§ BRIEF
Go through the records below and copy out every line holding "Connections".

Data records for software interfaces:

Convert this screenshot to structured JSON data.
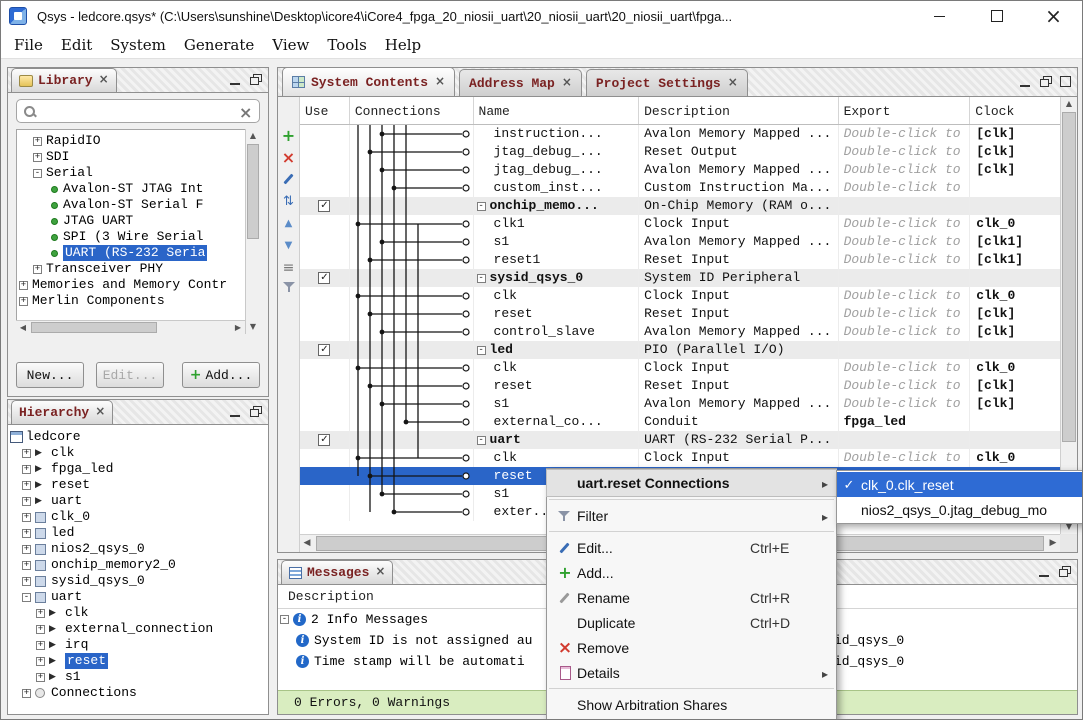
{
  "colors": {
    "accent_blue": "#2a65c8",
    "title_maroon": "#7a2222",
    "status_green": "#d9edc0",
    "selection_blue": "#2e6bd4"
  },
  "icons": {
    "close": "×",
    "minimize": "—",
    "maximize": "□",
    "check": "✓",
    "submenu_arrow": "▸",
    "tree_collapsed": "+",
    "tree_expanded": "-"
  },
  "window": {
    "title": "Qsys - ledcore.qsys* (C:\\Users\\sunshine\\Desktop\\icore4\\iCore4_fpga_20_niosii_uart\\20_niosii_uart\\20_niosii_uart\\fpga..."
  },
  "menubar": {
    "items": [
      "File",
      "Edit",
      "System",
      "Generate",
      "View",
      "Tools",
      "Help"
    ]
  },
  "library": {
    "title": "Library",
    "search_value": "",
    "tree": [
      {
        "label": "RapidIO",
        "pad": "16px",
        "exp": "+"
      },
      {
        "label": "SDI",
        "pad": "16px",
        "exp": "+"
      },
      {
        "label": "Serial",
        "pad": "16px",
        "exp": "-"
      },
      {
        "label": "Avalon-ST JTAG Int",
        "pad": "34px",
        "bullet": true
      },
      {
        "label": "Avalon-ST Serial F",
        "pad": "34px",
        "bullet": true
      },
      {
        "label": "JTAG UART",
        "pad": "34px",
        "bullet": true
      },
      {
        "label": "SPI (3 Wire Serial",
        "pad": "34px",
        "bullet": true
      },
      {
        "label": "UART (RS-232 Seria",
        "pad": "34px",
        "bullet": true,
        "selected": true
      },
      {
        "label": "Transceiver PHY",
        "pad": "16px",
        "exp": "+"
      },
      {
        "label": "Memories and Memory Contr",
        "pad": "2px",
        "exp": "+"
      },
      {
        "label": "Merlin Components",
        "pad": "2px",
        "exp": "+"
      }
    ],
    "buttons": {
      "new": "New...",
      "edit": "Edit...",
      "add": "Add..."
    }
  },
  "hierarchy": {
    "title": "Hierarchy",
    "tree": [
      {
        "label": "ledcore",
        "pad": "2px",
        "icon": "root"
      },
      {
        "label": "clk",
        "pad": "14px",
        "exp": "+",
        "icon": "iface"
      },
      {
        "label": "fpga_led",
        "pad": "14px",
        "exp": "+",
        "icon": "iface"
      },
      {
        "label": "reset",
        "pad": "14px",
        "exp": "+",
        "icon": "iface"
      },
      {
        "label": "uart",
        "pad": "14px",
        "exp": "+",
        "icon": "iface"
      },
      {
        "label": "clk_0",
        "pad": "14px",
        "exp": "+",
        "icon": "module"
      },
      {
        "label": "led",
        "pad": "14px",
        "exp": "+",
        "icon": "module"
      },
      {
        "label": "nios2_qsys_0",
        "pad": "14px",
        "exp": "+",
        "icon": "module"
      },
      {
        "label": "onchip_memory2_0",
        "pad": "14px",
        "exp": "+",
        "icon": "module"
      },
      {
        "label": "sysid_qsys_0",
        "pad": "14px",
        "exp": "+",
        "icon": "module"
      },
      {
        "label": "uart",
        "pad": "14px",
        "exp": "-",
        "icon": "module"
      },
      {
        "label": "clk",
        "pad": "28px",
        "exp": "+",
        "icon": "iface"
      },
      {
        "label": "external_connection",
        "pad": "28px",
        "exp": "+",
        "icon": "iface"
      },
      {
        "label": "irq",
        "pad": "28px",
        "exp": "+",
        "icon": "iface"
      },
      {
        "label": "reset",
        "pad": "28px",
        "exp": "+",
        "icon": "iface",
        "selected": true
      },
      {
        "label": "s1",
        "pad": "28px",
        "exp": "+",
        "icon": "iface"
      },
      {
        "label": "Connections",
        "pad": "14px",
        "exp": "+",
        "icon": "conn"
      }
    ]
  },
  "main": {
    "tabs": [
      {
        "label": "System Contents",
        "active": true,
        "icon": true
      },
      {
        "label": "Address Map"
      },
      {
        "label": "Project Settings"
      }
    ]
  },
  "contents_table": {
    "columns": [
      "Use",
      "Connections",
      "Name",
      "Description",
      "Export",
      "Clock"
    ],
    "rows": [
      {
        "pad": "20px",
        "name": "instruction...",
        "desc": "Avalon Memory Mapped ...",
        "export": "Double-click to",
        "clock": "[clk]"
      },
      {
        "pad": "20px",
        "name": "jtag_debug_...",
        "desc": "Reset Output",
        "export": "Double-click to",
        "clock": "[clk]"
      },
      {
        "pad": "20px",
        "name": "jtag_debug_...",
        "desc": "Avalon Memory Mapped ...",
        "export": "Double-click to",
        "clock": "[clk]"
      },
      {
        "pad": "20px",
        "name": "custom_inst...",
        "desc": "Custom Instruction Ma...",
        "export": "Double-click to",
        "clock": ""
      },
      {
        "pad": "3px",
        "use": "1",
        "exp": "-",
        "module": true,
        "name": "onchip_memo...",
        "desc": "On-Chip Memory (RAM o...",
        "export": "",
        "clock": ""
      },
      {
        "pad": "20px",
        "name": "clk1",
        "desc": "Clock Input",
        "export": "Double-click to",
        "clock": "clk_0"
      },
      {
        "pad": "20px",
        "name": "s1",
        "desc": "Avalon Memory Mapped ...",
        "export": "Double-click to",
        "clock": "[clk1]"
      },
      {
        "pad": "20px",
        "name": "reset1",
        "desc": "Reset Input",
        "export": "Double-click to",
        "clock": "[clk1]"
      },
      {
        "pad": "3px",
        "use": "1",
        "exp": "-",
        "module": true,
        "name": "sysid_qsys_0",
        "desc": "System ID Peripheral",
        "export": "",
        "clock": ""
      },
      {
        "pad": "20px",
        "name": "clk",
        "desc": "Clock Input",
        "export": "Double-click to",
        "clock": "clk_0"
      },
      {
        "pad": "20px",
        "name": "reset",
        "desc": "Reset Input",
        "export": "Double-click to",
        "clock": "[clk]"
      },
      {
        "pad": "20px",
        "name": "control_slave",
        "desc": "Avalon Memory Mapped ...",
        "export": "Double-click to",
        "clock": "[clk]"
      },
      {
        "pad": "3px",
        "use": "1",
        "exp": "-",
        "module": true,
        "name": "led",
        "desc": "PIO (Parallel I/O)",
        "export": "",
        "clock": ""
      },
      {
        "pad": "20px",
        "name": "clk",
        "desc": "Clock Input",
        "export": "Double-click to",
        "clock": "clk_0"
      },
      {
        "pad": "20px",
        "name": "reset",
        "desc": "Reset Input",
        "export": "Double-click to",
        "clock": "[clk]"
      },
      {
        "pad": "20px",
        "name": "s1",
        "desc": "Avalon Memory Mapped ...",
        "export": "Double-click to",
        "clock": "[clk]"
      },
      {
        "pad": "20px",
        "name": "external_co...",
        "desc": "Conduit",
        "export": "fpga_led",
        "export_bold": true,
        "clock": ""
      },
      {
        "pad": "3px",
        "use": "1",
        "exp": "-",
        "module": true,
        "name": "uart",
        "desc": "UART (RS-232 Serial P...",
        "export": "",
        "clock": ""
      },
      {
        "pad": "20px",
        "name": "clk",
        "desc": "Clock Input",
        "export": "Double-click to",
        "clock": "clk_0"
      },
      {
        "pad": "20px",
        "name": "reset",
        "desc": "",
        "export": "",
        "clock": "",
        "selected": true
      },
      {
        "pad": "20px",
        "name": "s1",
        "desc": "",
        "export": "",
        "clock": ""
      },
      {
        "pad": "20px",
        "name": "exter...",
        "desc": "",
        "export": "",
        "clock": ""
      }
    ]
  },
  "context_menu": {
    "items": [
      {
        "label": "uart.reset Connections",
        "open": true,
        "arrow": true
      },
      {
        "sep": true
      },
      {
        "label": "Filter",
        "icon": "filter",
        "arrow": true
      },
      {
        "sep": true
      },
      {
        "label": "Edit...",
        "icon": "edit",
        "shortcut": "Ctrl+E"
      },
      {
        "label": "Add...",
        "icon": "add"
      },
      {
        "label": "Rename",
        "icon": "rename",
        "shortcut": "Ctrl+R"
      },
      {
        "label": "Duplicate",
        "shortcut": "Ctrl+D"
      },
      {
        "label": "Remove",
        "icon": "remove"
      },
      {
        "label": "Details",
        "icon": "details",
        "arrow": true
      },
      {
        "sep": true
      },
      {
        "label": "Show Arbitration Shares"
      }
    ],
    "submenu_items": [
      {
        "label": "clk_0.clk_reset",
        "checked": true,
        "selected": true
      },
      {
        "label": "nios2_qsys_0.jtag_debug_mo",
        "checked": false
      }
    ]
  },
  "messages": {
    "title": "Messages",
    "column_header": "Description",
    "rows": [
      {
        "exp": "-",
        "icon": true,
        "pad": "2px",
        "text": "2 Info Messages",
        "right": ""
      },
      {
        "icon": true,
        "pad": "18px",
        "text": "System ID is not assigned au",
        "right": "id_qsys_0"
      },
      {
        "icon": true,
        "pad": "18px",
        "text": "Time stamp will be automati",
        "right": "id_qsys_0"
      }
    ],
    "status": "0 Errors, 0 Warnings"
  }
}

§ RESPONSE FOR THIS EXERCISE
        "label": "Connections",
      "Connections",
        "label": "uart.reset Connections",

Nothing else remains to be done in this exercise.